(Information shown):
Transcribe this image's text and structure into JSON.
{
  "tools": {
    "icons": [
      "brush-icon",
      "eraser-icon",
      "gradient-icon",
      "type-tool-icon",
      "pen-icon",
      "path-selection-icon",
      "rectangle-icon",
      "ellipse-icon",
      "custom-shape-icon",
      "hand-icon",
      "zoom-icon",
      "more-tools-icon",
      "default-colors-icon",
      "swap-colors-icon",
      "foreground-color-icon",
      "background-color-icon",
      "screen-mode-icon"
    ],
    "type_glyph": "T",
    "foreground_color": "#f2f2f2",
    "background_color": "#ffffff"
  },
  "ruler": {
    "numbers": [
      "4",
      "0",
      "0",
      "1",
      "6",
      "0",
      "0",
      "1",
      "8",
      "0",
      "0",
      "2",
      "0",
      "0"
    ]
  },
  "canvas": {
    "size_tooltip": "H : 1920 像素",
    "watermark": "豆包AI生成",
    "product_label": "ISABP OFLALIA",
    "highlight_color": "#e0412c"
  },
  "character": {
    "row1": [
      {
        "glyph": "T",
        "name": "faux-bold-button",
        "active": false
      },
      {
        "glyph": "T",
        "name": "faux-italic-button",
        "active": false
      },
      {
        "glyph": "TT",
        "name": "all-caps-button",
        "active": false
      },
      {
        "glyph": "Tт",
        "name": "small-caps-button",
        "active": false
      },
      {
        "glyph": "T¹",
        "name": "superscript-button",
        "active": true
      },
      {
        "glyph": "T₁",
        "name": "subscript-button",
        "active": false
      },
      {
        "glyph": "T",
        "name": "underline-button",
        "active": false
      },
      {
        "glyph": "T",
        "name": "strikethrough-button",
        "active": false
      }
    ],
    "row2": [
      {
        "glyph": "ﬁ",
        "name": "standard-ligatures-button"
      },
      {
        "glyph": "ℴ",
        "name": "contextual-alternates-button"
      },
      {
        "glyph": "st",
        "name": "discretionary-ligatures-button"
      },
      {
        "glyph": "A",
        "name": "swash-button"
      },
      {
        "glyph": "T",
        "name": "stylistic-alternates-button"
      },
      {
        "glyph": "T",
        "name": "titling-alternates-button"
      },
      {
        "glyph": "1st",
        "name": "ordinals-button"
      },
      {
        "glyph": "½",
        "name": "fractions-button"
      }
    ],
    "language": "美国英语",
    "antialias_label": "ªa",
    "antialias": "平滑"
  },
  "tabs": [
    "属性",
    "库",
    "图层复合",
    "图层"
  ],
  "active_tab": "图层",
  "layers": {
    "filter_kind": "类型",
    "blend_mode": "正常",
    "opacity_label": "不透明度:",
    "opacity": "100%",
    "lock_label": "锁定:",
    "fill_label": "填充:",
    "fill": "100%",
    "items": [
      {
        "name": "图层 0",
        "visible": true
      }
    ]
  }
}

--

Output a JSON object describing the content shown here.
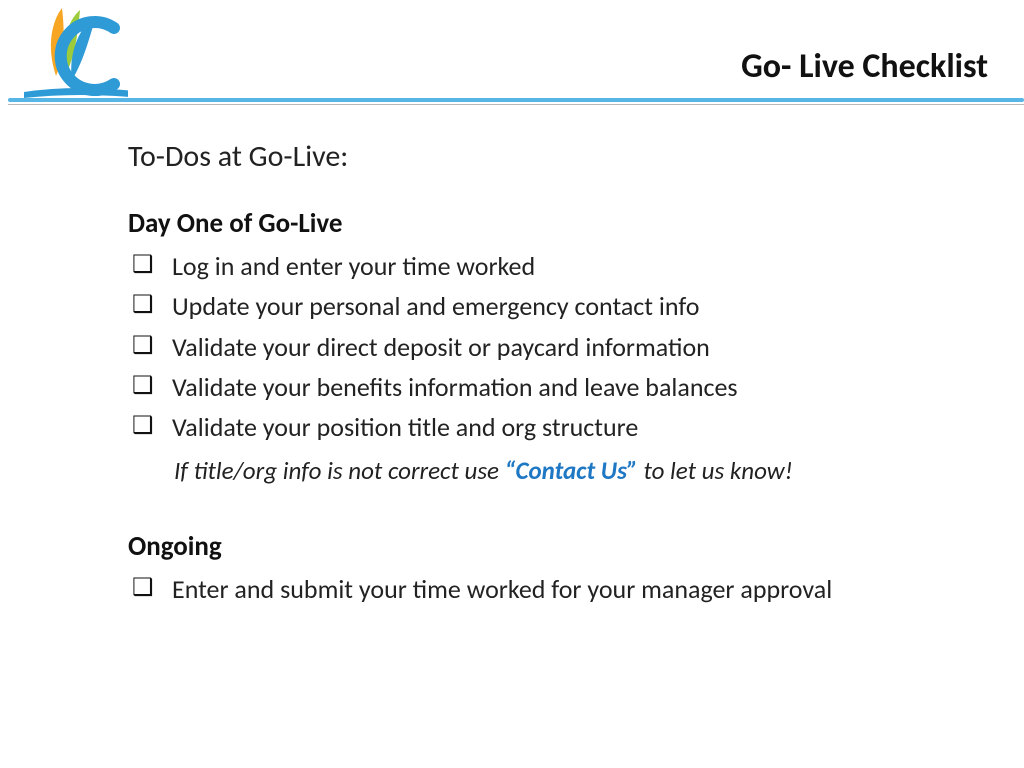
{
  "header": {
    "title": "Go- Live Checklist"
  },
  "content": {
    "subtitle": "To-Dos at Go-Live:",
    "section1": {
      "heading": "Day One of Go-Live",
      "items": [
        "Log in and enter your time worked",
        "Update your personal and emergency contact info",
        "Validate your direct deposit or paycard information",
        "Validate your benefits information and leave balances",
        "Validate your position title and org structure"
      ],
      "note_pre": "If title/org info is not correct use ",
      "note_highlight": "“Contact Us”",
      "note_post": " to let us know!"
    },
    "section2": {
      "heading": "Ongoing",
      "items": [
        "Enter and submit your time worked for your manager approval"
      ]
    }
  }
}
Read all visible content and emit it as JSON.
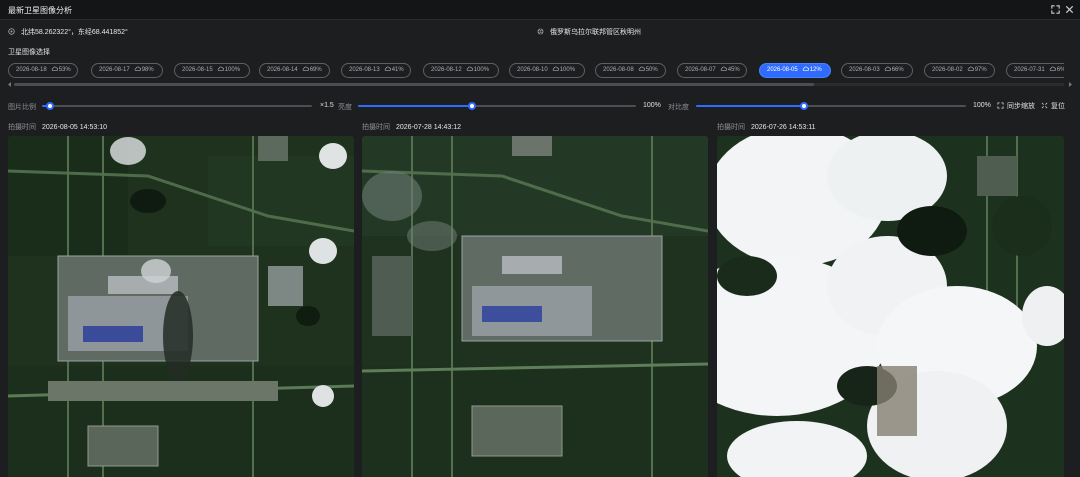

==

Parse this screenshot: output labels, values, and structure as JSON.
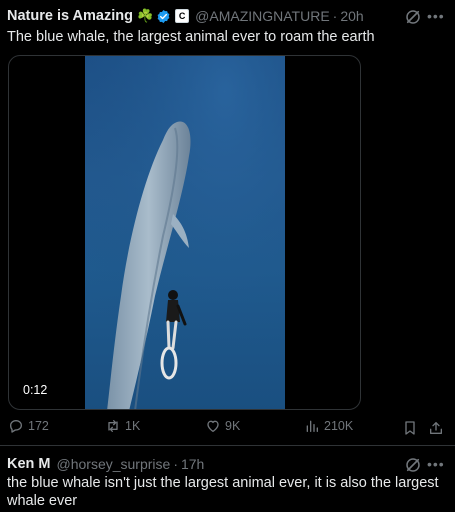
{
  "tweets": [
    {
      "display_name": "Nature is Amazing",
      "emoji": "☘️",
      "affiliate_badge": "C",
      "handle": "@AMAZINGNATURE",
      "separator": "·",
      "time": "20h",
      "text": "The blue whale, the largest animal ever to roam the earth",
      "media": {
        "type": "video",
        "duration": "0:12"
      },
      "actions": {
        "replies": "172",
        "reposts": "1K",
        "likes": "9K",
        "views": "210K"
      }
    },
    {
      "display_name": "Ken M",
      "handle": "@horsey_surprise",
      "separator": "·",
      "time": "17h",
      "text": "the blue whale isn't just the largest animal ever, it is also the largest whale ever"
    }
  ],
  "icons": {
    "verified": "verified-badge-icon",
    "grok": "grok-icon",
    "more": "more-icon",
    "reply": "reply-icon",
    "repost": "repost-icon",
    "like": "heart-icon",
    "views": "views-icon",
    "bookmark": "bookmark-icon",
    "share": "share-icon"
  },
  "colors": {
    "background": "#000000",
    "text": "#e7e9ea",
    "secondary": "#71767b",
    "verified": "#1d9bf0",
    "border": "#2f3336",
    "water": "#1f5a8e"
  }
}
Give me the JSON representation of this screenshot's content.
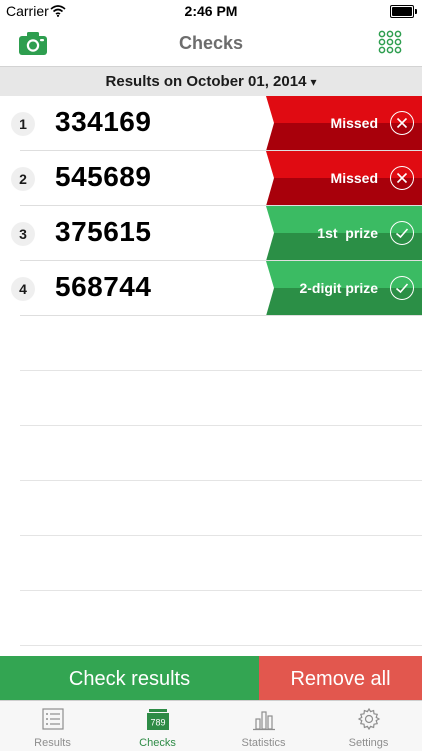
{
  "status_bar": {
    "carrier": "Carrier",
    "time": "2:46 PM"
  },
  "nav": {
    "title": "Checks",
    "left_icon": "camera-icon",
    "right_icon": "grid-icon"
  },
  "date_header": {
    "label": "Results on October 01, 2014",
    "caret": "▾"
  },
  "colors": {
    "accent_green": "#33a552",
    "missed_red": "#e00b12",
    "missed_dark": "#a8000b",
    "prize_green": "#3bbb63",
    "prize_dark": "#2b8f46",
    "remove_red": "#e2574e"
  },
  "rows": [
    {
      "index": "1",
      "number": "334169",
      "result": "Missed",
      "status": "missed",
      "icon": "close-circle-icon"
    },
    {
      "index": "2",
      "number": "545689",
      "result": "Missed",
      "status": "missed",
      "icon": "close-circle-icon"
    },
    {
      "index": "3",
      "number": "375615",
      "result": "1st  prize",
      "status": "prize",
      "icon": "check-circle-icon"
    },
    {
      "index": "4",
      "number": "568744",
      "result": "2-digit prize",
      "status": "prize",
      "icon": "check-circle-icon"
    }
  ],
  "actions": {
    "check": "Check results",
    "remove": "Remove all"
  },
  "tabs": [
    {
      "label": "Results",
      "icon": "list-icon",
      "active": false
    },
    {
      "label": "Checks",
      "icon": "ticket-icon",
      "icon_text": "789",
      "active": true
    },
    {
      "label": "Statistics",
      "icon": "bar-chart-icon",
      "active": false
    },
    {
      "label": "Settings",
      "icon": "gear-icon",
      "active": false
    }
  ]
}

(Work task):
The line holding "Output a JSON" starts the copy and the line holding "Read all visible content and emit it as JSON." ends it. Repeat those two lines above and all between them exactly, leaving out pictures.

(Response to this exercise):
Output a JSON object describing the content shown here.
{
  "header": {
    "title": "Go- Live Checklist"
  },
  "content": {
    "subtitle": "To-Dos at Go-Live:",
    "section1": {
      "heading": "Day One of Go-Live",
      "items": [
        "Log in and enter your time worked",
        "Update your personal and emergency contact info",
        "Validate your direct deposit or paycard information",
        "Validate your benefits information and leave balances",
        "Validate your position title and org structure"
      ],
      "note_pre": "If title/org info is not correct use ",
      "note_highlight": "“Contact Us”",
      "note_post": " to let us know!"
    },
    "section2": {
      "heading": "Ongoing",
      "items": [
        "Enter and submit your time worked for your manager approval"
      ]
    }
  }
}
Read all visible content and emit it as JSON.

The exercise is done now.